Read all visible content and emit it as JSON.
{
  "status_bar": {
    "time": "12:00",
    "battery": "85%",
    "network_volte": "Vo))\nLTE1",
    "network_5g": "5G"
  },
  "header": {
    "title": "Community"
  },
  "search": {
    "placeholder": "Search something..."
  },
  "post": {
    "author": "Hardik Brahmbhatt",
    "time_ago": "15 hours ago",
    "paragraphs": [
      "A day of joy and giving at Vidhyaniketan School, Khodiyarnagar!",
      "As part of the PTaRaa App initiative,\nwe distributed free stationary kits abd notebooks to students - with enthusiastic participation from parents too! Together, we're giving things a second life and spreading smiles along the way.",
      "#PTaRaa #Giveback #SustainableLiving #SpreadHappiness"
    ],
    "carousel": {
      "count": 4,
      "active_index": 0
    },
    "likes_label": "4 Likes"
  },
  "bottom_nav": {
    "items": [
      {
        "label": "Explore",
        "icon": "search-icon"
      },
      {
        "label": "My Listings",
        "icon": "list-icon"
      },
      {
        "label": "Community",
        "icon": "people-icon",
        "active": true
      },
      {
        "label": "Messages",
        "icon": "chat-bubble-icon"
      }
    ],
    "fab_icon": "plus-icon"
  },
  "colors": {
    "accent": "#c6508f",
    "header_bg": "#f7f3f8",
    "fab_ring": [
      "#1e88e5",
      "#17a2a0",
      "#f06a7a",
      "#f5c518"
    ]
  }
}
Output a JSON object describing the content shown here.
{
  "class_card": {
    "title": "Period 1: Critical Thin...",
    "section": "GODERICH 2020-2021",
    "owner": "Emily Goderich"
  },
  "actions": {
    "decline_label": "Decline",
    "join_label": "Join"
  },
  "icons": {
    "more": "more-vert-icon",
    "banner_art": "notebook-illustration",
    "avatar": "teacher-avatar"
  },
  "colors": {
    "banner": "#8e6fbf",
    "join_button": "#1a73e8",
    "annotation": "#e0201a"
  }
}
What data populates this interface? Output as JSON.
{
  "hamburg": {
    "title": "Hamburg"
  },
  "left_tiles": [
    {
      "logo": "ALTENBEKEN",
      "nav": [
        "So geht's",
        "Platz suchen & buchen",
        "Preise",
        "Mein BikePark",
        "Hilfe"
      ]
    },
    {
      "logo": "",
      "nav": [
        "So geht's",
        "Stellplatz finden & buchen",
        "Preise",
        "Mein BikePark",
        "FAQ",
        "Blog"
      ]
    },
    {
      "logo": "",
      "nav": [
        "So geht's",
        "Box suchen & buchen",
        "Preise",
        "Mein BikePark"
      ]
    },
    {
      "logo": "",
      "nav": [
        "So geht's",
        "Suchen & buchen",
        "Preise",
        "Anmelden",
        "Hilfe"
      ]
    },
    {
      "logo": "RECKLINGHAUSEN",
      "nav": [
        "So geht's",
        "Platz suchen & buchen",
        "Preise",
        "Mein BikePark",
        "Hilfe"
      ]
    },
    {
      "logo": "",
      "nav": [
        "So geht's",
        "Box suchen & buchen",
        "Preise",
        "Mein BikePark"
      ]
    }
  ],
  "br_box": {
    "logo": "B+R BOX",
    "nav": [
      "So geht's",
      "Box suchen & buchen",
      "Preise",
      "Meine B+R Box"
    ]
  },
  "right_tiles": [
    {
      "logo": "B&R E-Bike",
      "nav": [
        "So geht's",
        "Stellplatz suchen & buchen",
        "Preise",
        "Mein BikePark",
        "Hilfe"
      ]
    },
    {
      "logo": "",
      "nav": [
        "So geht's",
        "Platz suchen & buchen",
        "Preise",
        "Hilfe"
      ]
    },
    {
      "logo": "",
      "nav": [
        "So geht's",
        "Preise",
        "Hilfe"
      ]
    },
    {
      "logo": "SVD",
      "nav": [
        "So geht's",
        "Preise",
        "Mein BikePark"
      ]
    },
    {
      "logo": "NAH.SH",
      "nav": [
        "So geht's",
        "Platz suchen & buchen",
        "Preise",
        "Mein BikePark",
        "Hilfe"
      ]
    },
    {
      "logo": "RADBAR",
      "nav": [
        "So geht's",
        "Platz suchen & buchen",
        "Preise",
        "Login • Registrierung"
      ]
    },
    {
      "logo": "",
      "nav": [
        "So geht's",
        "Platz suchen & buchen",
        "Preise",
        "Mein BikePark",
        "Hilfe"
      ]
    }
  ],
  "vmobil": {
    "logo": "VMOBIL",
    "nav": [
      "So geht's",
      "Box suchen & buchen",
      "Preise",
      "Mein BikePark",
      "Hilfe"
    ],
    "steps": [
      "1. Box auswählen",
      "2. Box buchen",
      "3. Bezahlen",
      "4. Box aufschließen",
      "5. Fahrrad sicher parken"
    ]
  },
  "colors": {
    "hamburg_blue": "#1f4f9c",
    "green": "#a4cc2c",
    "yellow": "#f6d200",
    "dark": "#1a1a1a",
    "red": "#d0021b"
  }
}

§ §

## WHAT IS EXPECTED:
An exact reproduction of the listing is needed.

## SOLVED EXERCISE:
Read all visible content and emit it as JSON.
{
  "status_bar": {
    "time": "12:00",
    "battery": "85%",
    "network_volte": "Vo))\nLTE1",
    "network_5g": "5G"
  },
  "header": {
    "title": "Community"
  },
  "search": {
    "placeholder": "Search something..."
  },
  "post": {
    "author": "Hardik Brahmbhatt",
    "time_ago": "15 hours ago",
    "paragraphs": [
      "A day of joy and giving at Vidhyaniketan School, Khodiyarnagar!",
      "As part of the PTaRaa App initiative,\nwe distributed free stationary kits abd notebooks to students - with enthusiastic participation from parents too! Together, we're giving things a second life and spreading smiles along the way.",
      "#PTaRaa #Giveback #SustainableLiving #SpreadHappiness"
    ],
    "carousel": {
      "count": 4,
      "active_index": 0
    },
    "likes_label": "4 Likes"
  },
  "bottom_nav": {
    "items": [
      {
        "label": "Explore",
        "icon": "search-icon"
      },
      {
        "label": "My Listings",
        "icon": "list-icon"
      },
      {
        "label": "Community",
        "icon": "people-icon",
        "active": true
      },
      {
        "label": "Messages",
        "icon": "chat-bubble-icon"
      }
    ],
    "fab_icon": "plus-icon"
  },
  "colors": {
    "accent": "#c6508f",
    "header_bg": "#f7f3f8",
    "fab_ring": [
      "#1e88e5",
      "#17a2a0",
      "#f06a7a",
      "#f5c518"
    ]
  }
}
Output a JSON object describing the content shown here.
{
  "class_card": {
    "title": "Period 1: Critical Thin...",
    "section": "GODERICH 2020-2021",
    "owner": "Emily Goderich"
  },
  "actions": {
    "decline_label": "Decline",
    "join_label": "Join"
  },
  "icons": {
    "more": "more-vert-icon",
    "banner_art": "notebook-illustration",
    "avatar": "teacher-avatar"
  },
  "colors": {
    "banner": "#8e6fbf",
    "join_button": "#1a73e8",
    "annotation": "#e0201a"
  }
}
What data populates this interface? Output as JSON.
{
  "hamburg": {
    "title": "Hamburg"
  },
  "left_tiles": [
    {
      "logo": "ALTENBEKEN",
      "nav": [
        "So geht's",
        "Platz suchen & buchen",
        "Preise",
        "Mein BikePark",
        "Hilfe"
      ]
    },
    {
      "logo": "",
      "nav": [
        "So geht's",
        "Stellplatz finden & buchen",
        "Preise",
        "Mein BikePark",
        "FAQ",
        "Blog"
      ]
    },
    {
      "logo": "",
      "nav": [
        "So geht's",
        "Box suchen & buchen",
        "Preise",
        "Mein BikePark"
      ]
    },
    {
      "logo": "",
      "nav": [
        "So geht's",
        "Suchen & buchen",
        "Preise",
        "Anmelden",
        "Hilfe"
      ]
    },
    {
      "logo": "RECKLINGHAUSEN",
      "nav": [
        "So geht's",
        "Platz suchen & buchen",
        "Preise",
        "Mein BikePark",
        "Hilfe"
      ]
    },
    {
      "logo": "",
      "nav": [
        "So geht's",
        "Box suchen & buchen",
        "Preise",
        "Mein BikePark"
      ]
    }
  ],
  "br_box": {
    "logo": "B+R BOX",
    "nav": [
      "So geht's",
      "Box suchen & buchen",
      "Preise",
      "Meine B+R Box"
    ]
  },
  "right_tiles": [
    {
      "logo": "B&R E-Bike",
      "nav": [
        "So geht's",
        "Stellplatz suchen & buchen",
        "Preise",
        "Mein BikePark",
        "Hilfe"
      ]
    },
    {
      "logo": "",
      "nav": [
        "So geht's",
        "Platz suchen & buchen",
        "Preise",
        "Hilfe"
      ]
    },
    {
      "logo": "",
      "nav": [
        "So geht's",
        "Preise",
        "Hilfe"
      ]
    },
    {
      "logo": "SVD",
      "nav": [
        "So geht's",
        "Preise",
        "Mein BikePark"
      ]
    },
    {
      "logo": "NAH.SH",
      "nav": [
        "So geht's",
        "Platz suchen & buchen",
        "Preise",
        "Mein BikePark",
        "Hilfe"
      ]
    },
    {
      "logo": "RADBAR",
      "nav": [
        "So geht's",
        "Platz suchen & buchen",
        "Preise",
        "Login • Registrierung"
      ]
    },
    {
      "logo": "",
      "nav": [
        "So geht's",
        "Platz suchen & buchen",
        "Preise",
        "Mein BikePark",
        "Hilfe"
      ]
    }
  ],
  "vmobil": {
    "logo": "VMOBIL",
    "nav": [
      "So geht's",
      "Box suchen & buchen",
      "Preise",
      "Mein BikePark",
      "Hilfe"
    ],
    "steps": [
      "1. Box auswählen",
      "2. Box buchen",
      "3. Bezahlen",
      "4. Box aufschließen",
      "5. Fahrrad sicher parken"
    ]
  },
  "colors": {
    "hamburg_blue": "#1f4f9c",
    "green": "#a4cc2c",
    "yellow": "#f6d200",
    "dark": "#1a1a1a",
    "red": "#d0021b"
  }
}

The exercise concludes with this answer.